EXERCISE DATA:
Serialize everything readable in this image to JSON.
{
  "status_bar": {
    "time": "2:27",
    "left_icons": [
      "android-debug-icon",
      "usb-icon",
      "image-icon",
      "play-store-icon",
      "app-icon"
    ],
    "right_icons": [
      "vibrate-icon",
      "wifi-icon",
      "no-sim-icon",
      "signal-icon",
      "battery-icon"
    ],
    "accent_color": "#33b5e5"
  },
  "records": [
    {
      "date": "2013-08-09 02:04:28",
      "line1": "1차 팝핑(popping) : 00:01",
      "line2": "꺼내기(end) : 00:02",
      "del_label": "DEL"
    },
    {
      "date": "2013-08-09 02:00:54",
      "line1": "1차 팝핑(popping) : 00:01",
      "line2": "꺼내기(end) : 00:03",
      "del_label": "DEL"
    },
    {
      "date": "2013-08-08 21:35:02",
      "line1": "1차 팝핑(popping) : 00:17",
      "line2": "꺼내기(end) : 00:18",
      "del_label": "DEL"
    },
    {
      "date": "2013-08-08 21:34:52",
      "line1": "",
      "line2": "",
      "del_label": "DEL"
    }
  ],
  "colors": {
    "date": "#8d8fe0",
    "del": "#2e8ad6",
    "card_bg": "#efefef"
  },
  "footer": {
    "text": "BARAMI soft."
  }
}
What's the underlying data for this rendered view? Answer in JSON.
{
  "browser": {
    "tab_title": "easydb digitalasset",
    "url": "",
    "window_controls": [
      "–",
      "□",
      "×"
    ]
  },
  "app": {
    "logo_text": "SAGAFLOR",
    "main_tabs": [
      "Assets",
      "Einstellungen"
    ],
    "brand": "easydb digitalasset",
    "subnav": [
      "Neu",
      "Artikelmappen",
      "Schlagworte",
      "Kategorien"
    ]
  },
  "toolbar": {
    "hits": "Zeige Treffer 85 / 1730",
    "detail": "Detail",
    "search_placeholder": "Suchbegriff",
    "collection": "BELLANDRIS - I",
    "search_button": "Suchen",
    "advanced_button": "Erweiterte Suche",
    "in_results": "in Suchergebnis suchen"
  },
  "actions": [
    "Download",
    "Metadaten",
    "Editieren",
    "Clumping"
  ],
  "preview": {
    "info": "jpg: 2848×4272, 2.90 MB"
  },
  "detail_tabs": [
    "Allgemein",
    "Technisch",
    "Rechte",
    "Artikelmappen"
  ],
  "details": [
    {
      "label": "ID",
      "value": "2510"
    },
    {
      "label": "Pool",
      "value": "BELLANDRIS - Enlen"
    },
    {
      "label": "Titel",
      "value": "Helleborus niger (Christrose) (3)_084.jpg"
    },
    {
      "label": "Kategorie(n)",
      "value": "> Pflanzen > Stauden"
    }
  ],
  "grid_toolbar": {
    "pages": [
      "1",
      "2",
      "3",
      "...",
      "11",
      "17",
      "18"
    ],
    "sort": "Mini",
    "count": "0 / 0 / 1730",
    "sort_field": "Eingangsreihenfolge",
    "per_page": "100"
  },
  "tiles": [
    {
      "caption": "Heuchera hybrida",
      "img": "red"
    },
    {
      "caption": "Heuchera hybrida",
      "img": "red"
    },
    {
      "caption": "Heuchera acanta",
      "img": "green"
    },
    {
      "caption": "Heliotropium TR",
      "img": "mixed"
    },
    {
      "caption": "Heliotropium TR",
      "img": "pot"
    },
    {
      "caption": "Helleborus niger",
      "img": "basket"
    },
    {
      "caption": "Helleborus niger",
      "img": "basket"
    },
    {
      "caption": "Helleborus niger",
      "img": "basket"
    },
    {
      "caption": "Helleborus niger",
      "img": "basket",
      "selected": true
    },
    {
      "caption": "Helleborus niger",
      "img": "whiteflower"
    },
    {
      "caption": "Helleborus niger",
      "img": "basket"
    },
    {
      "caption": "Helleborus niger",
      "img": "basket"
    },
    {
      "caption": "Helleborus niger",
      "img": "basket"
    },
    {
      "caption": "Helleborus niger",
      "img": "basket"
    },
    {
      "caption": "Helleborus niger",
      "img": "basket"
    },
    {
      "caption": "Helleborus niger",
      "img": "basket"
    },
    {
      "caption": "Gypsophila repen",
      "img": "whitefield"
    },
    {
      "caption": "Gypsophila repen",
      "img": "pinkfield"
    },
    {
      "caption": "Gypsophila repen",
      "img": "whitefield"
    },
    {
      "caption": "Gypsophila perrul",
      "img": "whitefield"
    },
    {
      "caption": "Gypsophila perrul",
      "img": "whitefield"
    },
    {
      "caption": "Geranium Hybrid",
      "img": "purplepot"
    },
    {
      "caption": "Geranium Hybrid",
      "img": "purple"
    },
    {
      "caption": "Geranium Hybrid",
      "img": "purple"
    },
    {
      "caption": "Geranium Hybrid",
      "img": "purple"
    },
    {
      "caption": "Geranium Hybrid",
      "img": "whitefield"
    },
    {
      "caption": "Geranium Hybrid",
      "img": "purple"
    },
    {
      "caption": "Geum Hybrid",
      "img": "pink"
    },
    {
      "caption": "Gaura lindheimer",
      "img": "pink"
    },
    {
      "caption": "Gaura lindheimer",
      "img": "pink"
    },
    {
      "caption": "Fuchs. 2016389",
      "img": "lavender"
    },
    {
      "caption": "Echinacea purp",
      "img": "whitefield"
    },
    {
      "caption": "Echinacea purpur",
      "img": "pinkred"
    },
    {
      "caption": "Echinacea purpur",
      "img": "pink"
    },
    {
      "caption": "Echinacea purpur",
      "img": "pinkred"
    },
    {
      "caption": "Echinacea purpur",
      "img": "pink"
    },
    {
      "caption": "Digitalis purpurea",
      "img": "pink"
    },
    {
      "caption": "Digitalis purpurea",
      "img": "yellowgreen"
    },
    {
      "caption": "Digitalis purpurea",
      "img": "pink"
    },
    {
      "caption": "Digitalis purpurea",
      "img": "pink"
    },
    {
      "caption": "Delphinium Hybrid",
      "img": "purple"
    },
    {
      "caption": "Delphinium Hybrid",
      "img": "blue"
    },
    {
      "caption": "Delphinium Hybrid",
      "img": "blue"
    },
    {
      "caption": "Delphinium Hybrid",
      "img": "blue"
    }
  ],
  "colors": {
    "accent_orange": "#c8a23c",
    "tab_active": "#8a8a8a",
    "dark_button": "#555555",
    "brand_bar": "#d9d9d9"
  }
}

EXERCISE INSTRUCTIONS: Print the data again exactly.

SOLUTION TO THIS PROBLEM:
Serialize everything readable in this image to JSON.
{
  "status_bar": {
    "time": "2:27",
    "left_icons": [
      "android-debug-icon",
      "usb-icon",
      "image-icon",
      "play-store-icon",
      "app-icon"
    ],
    "right_icons": [
      "vibrate-icon",
      "wifi-icon",
      "no-sim-icon",
      "signal-icon",
      "battery-icon"
    ],
    "accent_color": "#33b5e5"
  },
  "records": [
    {
      "date": "2013-08-09 02:04:28",
      "line1": "1차 팝핑(popping) : 00:01",
      "line2": "꺼내기(end) : 00:02",
      "del_label": "DEL"
    },
    {
      "date": "2013-08-09 02:00:54",
      "line1": "1차 팝핑(popping) : 00:01",
      "line2": "꺼내기(end) : 00:03",
      "del_label": "DEL"
    },
    {
      "date": "2013-08-08 21:35:02",
      "line1": "1차 팝핑(popping) : 00:17",
      "line2": "꺼내기(end) : 00:18",
      "del_label": "DEL"
    },
    {
      "date": "2013-08-08 21:34:52",
      "line1": "",
      "line2": "",
      "del_label": "DEL"
    }
  ],
  "colors": {
    "date": "#8d8fe0",
    "del": "#2e8ad6",
    "card_bg": "#efefef"
  },
  "footer": {
    "text": "BARAMI soft."
  }
}
What's the underlying data for this rendered view? Answer in JSON.
{
  "browser": {
    "tab_title": "easydb digitalasset",
    "url": "",
    "window_controls": [
      "–",
      "□",
      "×"
    ]
  },
  "app": {
    "logo_text": "SAGAFLOR",
    "main_tabs": [
      "Assets",
      "Einstellungen"
    ],
    "brand": "easydb digitalasset",
    "subnav": [
      "Neu",
      "Artikelmappen",
      "Schlagworte",
      "Kategorien"
    ]
  },
  "toolbar": {
    "hits": "Zeige Treffer 85 / 1730",
    "detail": "Detail",
    "search_placeholder": "Suchbegriff",
    "collection": "BELLANDRIS - I",
    "search_button": "Suchen",
    "advanced_button": "Erweiterte Suche",
    "in_results": "in Suchergebnis suchen"
  },
  "actions": [
    "Download",
    "Metadaten",
    "Editieren",
    "Clumping"
  ],
  "preview": {
    "info": "jpg: 2848×4272, 2.90 MB"
  },
  "detail_tabs": [
    "Allgemein",
    "Technisch",
    "Rechte",
    "Artikelmappen"
  ],
  "details": [
    {
      "label": "ID",
      "value": "2510"
    },
    {
      "label": "Pool",
      "value": "BELLANDRIS - Enlen"
    },
    {
      "label": "Titel",
      "value": "Helleborus niger (Christrose) (3)_084.jpg"
    },
    {
      "label": "Kategorie(n)",
      "value": "> Pflanzen > Stauden"
    }
  ],
  "grid_toolbar": {
    "pages": [
      "1",
      "2",
      "3",
      "...",
      "11",
      "17",
      "18"
    ],
    "sort": "Mini",
    "count": "0 / 0 / 1730",
    "sort_field": "Eingangsreihenfolge",
    "per_page": "100"
  },
  "tiles": [
    {
      "caption": "Heuchera hybrida",
      "img": "red"
    },
    {
      "caption": "Heuchera hybrida",
      "img": "red"
    },
    {
      "caption": "Heuchera acanta",
      "img": "green"
    },
    {
      "caption": "Heliotropium TR",
      "img": "mixed"
    },
    {
      "caption": "Heliotropium TR",
      "img": "pot"
    },
    {
      "caption": "Helleborus niger",
      "img": "basket"
    },
    {
      "caption": "Helleborus niger",
      "img": "basket"
    },
    {
      "caption": "Helleborus niger",
      "img": "basket"
    },
    {
      "caption": "Helleborus niger",
      "img": "basket",
      "selected": true
    },
    {
      "caption": "Helleborus niger",
      "img": "whiteflower"
    },
    {
      "caption": "Helleborus niger",
      "img": "basket"
    },
    {
      "caption": "Helleborus niger",
      "img": "basket"
    },
    {
      "caption": "Helleborus niger",
      "img": "basket"
    },
    {
      "caption": "Helleborus niger",
      "img": "basket"
    },
    {
      "caption": "Helleborus niger",
      "img": "basket"
    },
    {
      "caption": "Helleborus niger",
      "img": "basket"
    },
    {
      "caption": "Gypsophila repen",
      "img": "whitefield"
    },
    {
      "caption": "Gypsophila repen",
      "img": "pinkfield"
    },
    {
      "caption": "Gypsophila repen",
      "img": "whitefield"
    },
    {
      "caption": "Gypsophila perrul",
      "img": "whitefield"
    },
    {
      "caption": "Gypsophila perrul",
      "img": "whitefield"
    },
    {
      "caption": "Geranium Hybrid",
      "img": "purplepot"
    },
    {
      "caption": "Geranium Hybrid",
      "img": "purple"
    },
    {
      "caption": "Geranium Hybrid",
      "img": "purple"
    },
    {
      "caption": "Geranium Hybrid",
      "img": "purple"
    },
    {
      "caption": "Geranium Hybrid",
      "img": "whitefield"
    },
    {
      "caption": "Geranium Hybrid",
      "img": "purple"
    },
    {
      "caption": "Geum Hybrid",
      "img": "pink"
    },
    {
      "caption": "Gaura lindheimer",
      "img": "pink"
    },
    {
      "caption": "Gaura lindheimer",
      "img": "pink"
    },
    {
      "caption": "Fuchs. 2016389",
      "img": "lavender"
    },
    {
      "caption": "Echinacea purp",
      "img": "whitefield"
    },
    {
      "caption": "Echinacea purpur",
      "img": "pinkred"
    },
    {
      "caption": "Echinacea purpur",
      "img": "pink"
    },
    {
      "caption": "Echinacea purpur",
      "img": "pinkred"
    },
    {
      "caption": "Echinacea purpur",
      "img": "pink"
    },
    {
      "caption": "Digitalis purpurea",
      "img": "pink"
    },
    {
      "caption": "Digitalis purpurea",
      "img": "yellowgreen"
    },
    {
      "caption": "Digitalis purpurea",
      "img": "pink"
    },
    {
      "caption": "Digitalis purpurea",
      "img": "pink"
    },
    {
      "caption": "Delphinium Hybrid",
      "img": "purple"
    },
    {
      "caption": "Delphinium Hybrid",
      "img": "blue"
    },
    {
      "caption": "Delphinium Hybrid",
      "img": "blue"
    },
    {
      "caption": "Delphinium Hybrid",
      "img": "blue"
    }
  ],
  "colors": {
    "accent_orange": "#c8a23c",
    "tab_active": "#8a8a8a",
    "dark_button": "#555555",
    "brand_bar": "#d9d9d9"
  }
}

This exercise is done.